In the lines below, count those containing the word "title" and give the number alone.

══ MATERIAL SUPPLIED

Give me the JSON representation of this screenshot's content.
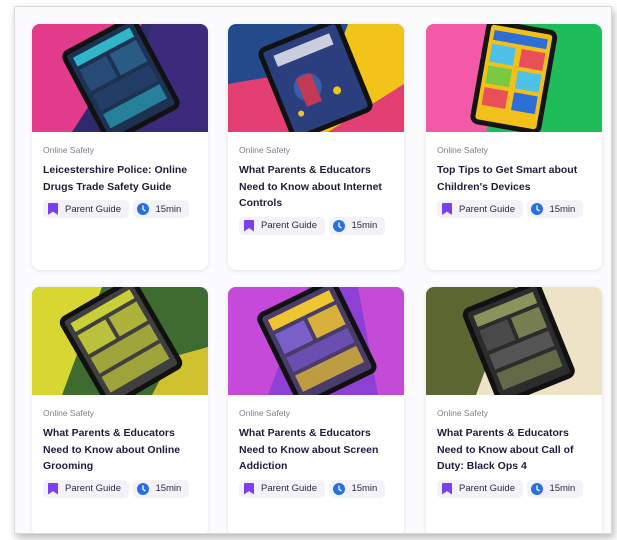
{
  "cards": [
    {
      "category": "Online Safety",
      "title": "Leicestershire Police: Online Drugs Trade Safety Guide",
      "type_label": "Parent Guide",
      "duration": "15min",
      "colors": [
        "#e23b8c",
        "#2a2568",
        "#3c2a7c"
      ],
      "icon": "tablet-illustration"
    },
    {
      "category": "Online Safety",
      "title": "What Parents & Educators Need to Know about Internet Controls",
      "type_label": "Parent Guide",
      "duration": "15min",
      "colors": [
        "#f2c318",
        "#e43f73",
        "#254a8c"
      ],
      "icon": "tablet-illustration"
    },
    {
      "category": "Online Safety",
      "title": "Top Tips to Get Smart about Children's Devices",
      "type_label": "Parent Guide",
      "duration": "15min",
      "colors": [
        "#f25aa8",
        "#1fbd5a",
        "#f2c01b"
      ],
      "icon": "tablet-illustration"
    },
    {
      "category": "Online Safety",
      "title": "What Parents & Educators Need to Know about Online Grooming",
      "type_label": "Parent Guide",
      "duration": "15min",
      "colors": [
        "#d8d631",
        "#3e6b30",
        "#d0c12e"
      ],
      "icon": "tablet-illustration"
    },
    {
      "category": "Online Safety",
      "title": "What Parents & Educators Need to Know about Screen Addiction",
      "type_label": "Parent Guide",
      "duration": "15min",
      "colors": [
        "#c64ad9",
        "#8e3fd6",
        "#c34bd6"
      ],
      "icon": "tablet-illustration"
    },
    {
      "category": "Online Safety",
      "title": "What Parents & Educators Need to Know about Call of Duty: Black Ops 4",
      "type_label": "Parent Guide",
      "duration": "15min",
      "colors": [
        "#5b6630",
        "#ede3c6",
        "#8a935c"
      ],
      "icon": "tablet-illustration"
    }
  ],
  "icons": {
    "type": "bookmark-icon",
    "duration": "clock-icon"
  },
  "accent": "#7b3ff2",
  "clock_color": "#2a6fe0"
}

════

> **ANSWER TO THIS PROBLEM**
6